Yahoo!'s Jeff Passan has an excellent piece on the slow push of some MLB teams to expand the grounds for which they can convert a player's guaranteed contract into a non-guaranteed agreement. The entire thing is illuminating and worth your while.
One of the most intriguing parts is this bit of lanuguage that is reportedly a part of the standard contract issued by the Cubs. So take a deep breath and regard the sprawling litany of things Cubs players cannot do:
"(A)uto racing, motorcycling, piloting, co-piloting, learning to operate, or serving as a crew member of, an aircraft, being a passenger in a single engine airplane or private plane, hot air ballooning, parachuting, skydiving, hang gliding, bungee jumping, horseback riding, horse racing, harness racing, fencing, boxing, wrestling, karate, judo, jujitsu, any other form of martial arts activity, use of an All Terrain Vehicle (‘ATV'), skiing (water or snow), snowmobiling, bobsledding, luging, ice hockey, ice boating, field hockey, squash, spelunking, basketball, football, softball, white water canoeing or rafting, kayaking, jai-alai, lacrosse, soccer, tennis, rodeo, bicycle racing, motor boat racing, polo, rugby, rodeo, handball, volleyball, in-line or other roller skating, surfing, hunting, paddleball, racquetball, archery, wood chopping, mountain climbing, boating, any weightlifting not prescribed by or approved in advance by Club (said approval not to be unreasonably withheld), participation in the ‘Superteams' or ‘Superstars' activities (or any like activity) or other made-for-television or made-for-motion picture athletic competitions, or any other sport, activity, or negligent act involving a reasonably foreseeable substantial risk of personal injury or death."
Chop wood or serve as a flight attendant at your own financial peril, Cubs players! Tacitly permitted: Walking slowly on a perfectly flat, dry surface, so long as the walker is wearing a padded novelty sumo-wrestling suit.
On the broader topic, I get that rank-and-file fans don't typically cotton to guaranteed contracts, but I like them in that they force some accountability onto the teams for the decisions they make. It's good that the Yankees are on the hook for the ridiculous second contract they gave A-Rod because those kinds of choices should carry consequences. Yes, there's a sensible middle ground for what constitutes cause to terminate a guaranteed deal, but I would never want MLB to operate under an NFL-style system, in which the players assume almost all the risk.
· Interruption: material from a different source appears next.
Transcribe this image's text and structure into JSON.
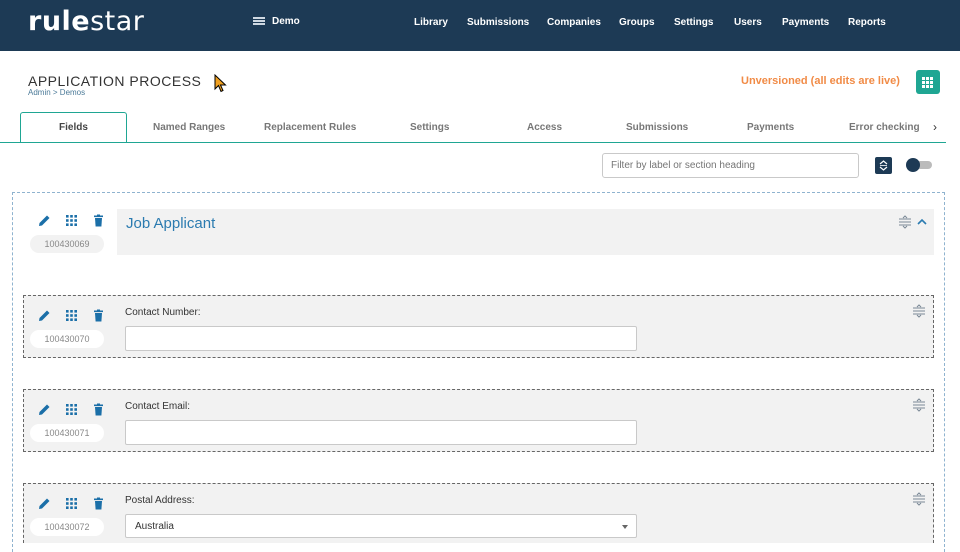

Teams should be accountable for their poor decisions just as players are, and the MLB contract system best achieves that balance.
With all that said, I would kind of like to bear witness to an arbitration hearing that was the result of, say, Anthony Rizzo's decision to ride bulls on a luge course.